Published year: 1937
Pages: 275
Condition: poor

Wednesday, December 16, 2009

An Ideal of Brotherhood

by Bro. Goodfellow
circa 1928

Brethren, we shall be conferring the degree of a M.M. on one of our Brethren at our next meeting, let us therefore briefly run over the ceremony, and endeavour to realise more fully the teachings embodied in the ceremony. As you know, we who have been already raised to this degree, are expected to afford assistance and instruction to our Brothers, and maybe these few words will be acceptable to some, and open out visions as to what the ceremony is intended to represent.

The invocation to the M.H., is indeed of a most sublime nature, and carefully considered, indicates the impressive nature of the degree, and asks in a very definite manner for help and guidance, and is a most fitting prelude to the degree of M.M.. The presentation to the S. & J.W`s. though somewhat of a perfunctory nature, are intended to not only show that our Brother is eligible for this degree, but should also be to him, a retrospect of those degrees to which he has also attained, and by the time this portion of the ceremony has been completed, a brief survey of his Masonic Life has passed before him.

The method of advancing indicates a very definite phase and is amply illustrated as the ceremony proceeds. The Ob. opens in a somewhat similar manner to the former Ob`s., and proceeds with a definition of the F.P.O.F., whilst the closing sentences are indeed of a drastic manner.

The Exhortation commences with a retrospect of the grades through which our Brother has passed, which are so aptly described by W.Bro W.L. Wilmshurst:

"The ceremony of our first degree. then, is a swift and comprehensive portrayal of the entrance of all men into, first, physical life, and spiritual life. - After purification comes contemplation and enlightenment which are the special subjects of the second degree."

We then proceed to a most dramatic episode, which is a symbolic transition, and indicates that although in this life of ours we experience many trials and tribulations, such an experience is of a character forming nature, and if we we are strong, and persist in our endeavours to overcome those trials and tribulations we shall with the aid of our "Master," be raised to a truer and more noble aspect of life.

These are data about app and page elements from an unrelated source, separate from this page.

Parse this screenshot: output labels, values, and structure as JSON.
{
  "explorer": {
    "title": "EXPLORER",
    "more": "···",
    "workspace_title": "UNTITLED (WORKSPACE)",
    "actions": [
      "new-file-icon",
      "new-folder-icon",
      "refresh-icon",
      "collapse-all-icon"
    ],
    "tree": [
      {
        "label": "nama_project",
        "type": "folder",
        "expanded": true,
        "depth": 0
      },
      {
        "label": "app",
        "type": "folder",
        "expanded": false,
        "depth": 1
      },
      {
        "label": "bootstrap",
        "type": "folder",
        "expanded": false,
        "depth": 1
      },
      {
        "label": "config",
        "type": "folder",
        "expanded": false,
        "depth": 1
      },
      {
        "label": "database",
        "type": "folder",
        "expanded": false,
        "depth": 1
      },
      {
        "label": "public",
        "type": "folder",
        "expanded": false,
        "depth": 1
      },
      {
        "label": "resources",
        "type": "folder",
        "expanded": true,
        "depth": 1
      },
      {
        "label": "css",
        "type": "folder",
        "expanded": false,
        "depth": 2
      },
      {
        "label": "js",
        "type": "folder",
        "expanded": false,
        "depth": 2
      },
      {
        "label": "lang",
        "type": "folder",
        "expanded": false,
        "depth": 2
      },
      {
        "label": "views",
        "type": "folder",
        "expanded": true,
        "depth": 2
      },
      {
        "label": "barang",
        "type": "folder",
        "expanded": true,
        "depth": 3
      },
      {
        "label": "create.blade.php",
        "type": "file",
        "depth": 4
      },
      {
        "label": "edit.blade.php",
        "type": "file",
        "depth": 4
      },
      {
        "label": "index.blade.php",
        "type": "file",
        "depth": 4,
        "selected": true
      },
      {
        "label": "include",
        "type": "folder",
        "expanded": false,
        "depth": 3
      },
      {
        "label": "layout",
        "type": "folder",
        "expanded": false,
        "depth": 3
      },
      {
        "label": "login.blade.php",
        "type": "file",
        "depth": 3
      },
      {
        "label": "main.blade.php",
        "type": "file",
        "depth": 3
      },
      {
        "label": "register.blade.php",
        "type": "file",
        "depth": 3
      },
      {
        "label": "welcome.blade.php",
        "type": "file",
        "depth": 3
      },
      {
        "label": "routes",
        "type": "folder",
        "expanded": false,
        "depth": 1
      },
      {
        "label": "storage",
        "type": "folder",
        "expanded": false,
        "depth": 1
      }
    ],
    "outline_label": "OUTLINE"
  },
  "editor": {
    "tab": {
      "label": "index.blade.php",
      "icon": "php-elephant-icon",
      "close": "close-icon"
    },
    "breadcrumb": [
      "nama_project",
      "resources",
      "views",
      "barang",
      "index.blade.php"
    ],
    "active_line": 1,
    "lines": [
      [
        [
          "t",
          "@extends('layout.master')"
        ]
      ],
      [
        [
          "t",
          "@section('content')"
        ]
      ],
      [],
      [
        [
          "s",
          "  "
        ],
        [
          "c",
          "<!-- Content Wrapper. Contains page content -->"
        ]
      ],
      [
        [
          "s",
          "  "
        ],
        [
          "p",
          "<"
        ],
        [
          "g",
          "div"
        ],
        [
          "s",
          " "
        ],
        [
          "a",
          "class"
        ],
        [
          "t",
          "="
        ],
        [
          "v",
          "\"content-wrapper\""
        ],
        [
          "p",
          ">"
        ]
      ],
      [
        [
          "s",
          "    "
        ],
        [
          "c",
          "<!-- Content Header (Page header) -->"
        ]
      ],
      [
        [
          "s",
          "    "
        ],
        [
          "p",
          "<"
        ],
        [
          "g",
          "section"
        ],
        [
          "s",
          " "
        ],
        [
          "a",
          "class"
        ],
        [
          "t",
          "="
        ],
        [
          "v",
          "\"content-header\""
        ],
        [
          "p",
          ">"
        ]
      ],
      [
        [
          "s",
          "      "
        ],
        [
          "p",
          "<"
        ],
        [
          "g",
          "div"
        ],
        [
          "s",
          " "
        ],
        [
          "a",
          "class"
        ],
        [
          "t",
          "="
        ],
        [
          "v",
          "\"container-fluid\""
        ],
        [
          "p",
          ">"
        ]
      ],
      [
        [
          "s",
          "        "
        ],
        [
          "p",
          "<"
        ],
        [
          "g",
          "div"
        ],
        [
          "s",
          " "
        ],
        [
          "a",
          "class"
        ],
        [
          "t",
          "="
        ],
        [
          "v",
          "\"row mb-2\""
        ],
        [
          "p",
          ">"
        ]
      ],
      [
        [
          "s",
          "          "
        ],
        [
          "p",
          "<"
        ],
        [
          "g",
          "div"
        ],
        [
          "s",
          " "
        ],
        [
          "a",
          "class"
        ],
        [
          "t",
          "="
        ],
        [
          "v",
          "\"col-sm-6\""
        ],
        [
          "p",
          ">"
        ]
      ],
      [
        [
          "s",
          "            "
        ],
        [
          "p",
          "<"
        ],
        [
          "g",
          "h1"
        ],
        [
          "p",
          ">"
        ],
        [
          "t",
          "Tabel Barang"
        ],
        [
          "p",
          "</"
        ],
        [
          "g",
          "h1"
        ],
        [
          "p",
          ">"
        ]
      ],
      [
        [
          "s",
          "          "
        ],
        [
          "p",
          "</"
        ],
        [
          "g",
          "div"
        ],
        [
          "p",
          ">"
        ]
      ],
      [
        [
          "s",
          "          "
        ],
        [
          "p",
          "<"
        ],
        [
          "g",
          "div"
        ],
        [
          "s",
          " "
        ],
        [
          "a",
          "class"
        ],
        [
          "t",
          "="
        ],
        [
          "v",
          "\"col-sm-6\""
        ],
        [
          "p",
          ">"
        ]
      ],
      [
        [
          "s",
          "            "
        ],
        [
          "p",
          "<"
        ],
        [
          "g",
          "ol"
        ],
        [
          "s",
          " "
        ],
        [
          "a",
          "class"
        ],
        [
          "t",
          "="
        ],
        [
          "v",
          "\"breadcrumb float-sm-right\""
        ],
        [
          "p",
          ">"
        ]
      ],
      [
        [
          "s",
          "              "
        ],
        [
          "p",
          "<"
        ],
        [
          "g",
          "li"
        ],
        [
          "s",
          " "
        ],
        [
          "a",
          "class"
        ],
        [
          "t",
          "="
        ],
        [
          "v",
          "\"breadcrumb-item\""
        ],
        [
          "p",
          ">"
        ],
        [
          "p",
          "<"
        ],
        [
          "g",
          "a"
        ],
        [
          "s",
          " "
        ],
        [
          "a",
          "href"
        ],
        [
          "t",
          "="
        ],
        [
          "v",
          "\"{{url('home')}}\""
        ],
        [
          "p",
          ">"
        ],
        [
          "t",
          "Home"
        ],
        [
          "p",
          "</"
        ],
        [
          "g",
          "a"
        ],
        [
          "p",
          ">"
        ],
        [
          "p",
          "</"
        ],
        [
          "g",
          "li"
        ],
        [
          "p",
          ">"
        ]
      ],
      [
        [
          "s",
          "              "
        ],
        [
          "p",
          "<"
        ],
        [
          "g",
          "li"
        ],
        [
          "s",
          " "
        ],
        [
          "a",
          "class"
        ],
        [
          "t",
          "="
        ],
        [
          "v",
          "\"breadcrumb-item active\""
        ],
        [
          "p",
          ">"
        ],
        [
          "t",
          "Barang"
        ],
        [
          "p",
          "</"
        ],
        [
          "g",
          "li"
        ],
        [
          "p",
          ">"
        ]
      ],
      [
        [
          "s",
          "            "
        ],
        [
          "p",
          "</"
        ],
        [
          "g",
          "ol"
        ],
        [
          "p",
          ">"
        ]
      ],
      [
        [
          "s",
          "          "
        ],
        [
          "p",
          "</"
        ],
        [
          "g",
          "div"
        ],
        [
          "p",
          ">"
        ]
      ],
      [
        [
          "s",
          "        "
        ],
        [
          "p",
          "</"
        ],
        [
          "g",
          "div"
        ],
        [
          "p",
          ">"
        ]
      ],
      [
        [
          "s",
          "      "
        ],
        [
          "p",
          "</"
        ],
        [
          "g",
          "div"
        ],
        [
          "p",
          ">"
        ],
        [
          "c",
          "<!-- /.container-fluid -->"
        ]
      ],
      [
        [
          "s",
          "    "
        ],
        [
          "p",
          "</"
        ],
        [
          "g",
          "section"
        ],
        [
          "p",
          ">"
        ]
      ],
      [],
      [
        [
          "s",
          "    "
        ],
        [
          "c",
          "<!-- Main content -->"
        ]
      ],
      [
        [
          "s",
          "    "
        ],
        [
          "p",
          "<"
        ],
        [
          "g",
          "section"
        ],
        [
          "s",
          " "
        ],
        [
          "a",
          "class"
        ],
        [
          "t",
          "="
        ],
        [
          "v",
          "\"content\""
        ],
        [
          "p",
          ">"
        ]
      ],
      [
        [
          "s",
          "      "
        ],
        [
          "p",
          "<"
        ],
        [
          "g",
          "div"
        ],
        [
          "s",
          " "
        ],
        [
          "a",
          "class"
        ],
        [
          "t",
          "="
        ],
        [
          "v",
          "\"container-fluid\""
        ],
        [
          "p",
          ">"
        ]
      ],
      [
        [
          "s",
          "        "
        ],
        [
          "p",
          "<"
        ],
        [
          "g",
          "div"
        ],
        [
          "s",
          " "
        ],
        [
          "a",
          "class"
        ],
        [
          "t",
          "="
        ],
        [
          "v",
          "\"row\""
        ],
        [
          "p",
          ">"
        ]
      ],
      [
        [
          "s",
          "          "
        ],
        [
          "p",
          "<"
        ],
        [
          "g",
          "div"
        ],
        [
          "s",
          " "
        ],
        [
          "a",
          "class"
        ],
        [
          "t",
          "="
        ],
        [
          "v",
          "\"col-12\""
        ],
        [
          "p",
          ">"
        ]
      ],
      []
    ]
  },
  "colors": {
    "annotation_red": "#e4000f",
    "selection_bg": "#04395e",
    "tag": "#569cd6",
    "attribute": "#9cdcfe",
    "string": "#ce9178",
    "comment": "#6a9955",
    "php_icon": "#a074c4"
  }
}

The F.P.O.F. when given and explained, seem of a simple nature, but in meditation, they will be found in most noble and exalted outline of true Brotherhood, and may we all have the power to recognise them as such, and to mould our life and actions in their precepts. We finish with the Traditional History, which although symbolic in its entirety, again gives us food for meditation, and the explanation of the W.T.`s of this degree bring to a close a most profound and never to be forgotten ceremony.

There is indeed food for thought in all our ceremonies, much that is on the surface, but far more beneath, and we close this short address by a further quotation from W.Bro. Wilmshurst`s "Masonic Initiation":

"Let all Brethren be assured that there is no detail of Masonic Ceremonial but is charged with very deep purpose and significance; this will appear to them more and more fully and luminously in proportion to their faithful endeavour to realise the intention of even simple and apparently unimportant points of ritual".